Macron at 40 Enters the Prime of Life and Core of His PresidencyBy , , and
French leader will be judged on success of his domestic agenda
Voters seem content for now, even as unemployment remains high
For Emmanuel Macron, turning 40 may be the least of his worries.
In the run-up to his birthday next week, France’s president has maintained a breathless pace and packed agenda, earning more than a soupcon of credibility among the public and world leaders. Yet with most of his plans a long way from fruition, the risk is that voters will turn away unless he can show concrete results from his eloquence and travel.
In the past five weeks, Macron has visited Qatar, Saudi Arabia, Algeria and three countries in West Africa, helped reverse what looked like the forced resignation of Lebanon’s prime minister and took time out in Ouagadougou to banter with students on France’s colonial history. All the while he had a phone line open to Berlin, keeping tabs on Angela Merkel’s efforts to form a government. This week he hosted summits on climate change and Africa’s Sahel region before traveling to Brussels for talks with his European Union counterparts.
The punishing schedule kept by France’s youngest leader since Napoleon can’t hide the fact that 2018 will be, if not quite his Waterloo, then the year reality hits. With European and municipal elections looming later, Macron needs results to keep his presidency on track.
“Macron has had super-star beginnings,” said Bruno Cautres, a professor at SciencesPo in Paris. “But he’s now getting into the nitty-gritty, into the day-to-day stuff. The hardest part is just beginning.”
For now, voters seem impressed. Multiple polls show his popularity rebounding from a dip after summer, with the latest Ifop survey showing his approval rating crossing the 50 percent mark for the first time since July.
Macron inherited a tailwind that has propelled French growth to its fastest pace in five years and swept measures of business confidence to levels not seen in a decade. But the jobless rate remains stuck at levels roughly double that of the U.K. and Germany; it rose in the third quarter, to 9.7 percent.
“French people ultimately want to see lasting results and real change,” said Cautres. “Unemployment is and remains the key.”
There are plenty more hurdles ahead. Macron is embarking on an overhaul of the welfare system that will widen access to jobless benefits while toughening up controls and potentially cutting payments. He’s also working on a potentially explosive pension reform. The government is struggling to combat France’s poverty levels, especially among youths -- the health minister unveiled “a preliminary consultation to get a plan” earlier this month.
Wait and See
At the European level, Germany’s never-ending coalition talks are forcing him to slow down, leaving his plans for the euro-area hanging and casting doubt on his ambitions to have a slew of his lawmakers voted in at the 2019 European Parliament elections.
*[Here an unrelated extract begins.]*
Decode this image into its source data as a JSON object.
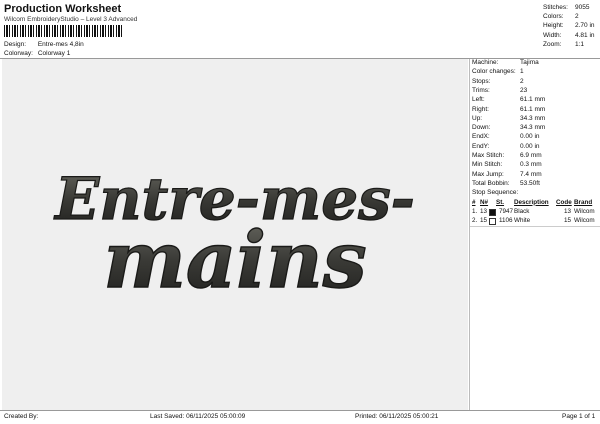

The largest survey in France shows most voters in “wait-and-see” mode. Conducted by the Cevipof, which has polled a panel of nearly 13,000 voters since 2015, and published in Le Monde newspaper, it paints a picture of a populace more confident in their future and content -- for now -- to wait for signs of the effectiveness of his policies to feed through.
It’s not as if Macron has been a slouch on the domestic front. He pushed through a landmark labor-market reform in September, within four months of taking office, squeezed the budget deficit, slashed taxes for business and trimmed them for some households. Those actions will take a while to pay off.
‘On the Map’
Foreign investors and executives also expect real change to take time, according to Business France, a state agency that seeks to drum up investment from abroad.
“The perception of France has changed and that may have been the hardest part,” Caroline Leboucher, the agency’s chief operating officer, said in an interview. “France is now on the map” for investors, even as they look for results, she said.
Macron is equally keen to pursue the matters of state to which French presidents typically attend. Last week he led tributes to national heroes -- a writer and a rock star -- as his government prepared to ban smartphones from schools.
If he allows himself a 40th birthday celebration on Thursday, it will be brief. The following day he flies to Niger, the landlocked African country that supplies most of the uranium for France’s nuclear reactors.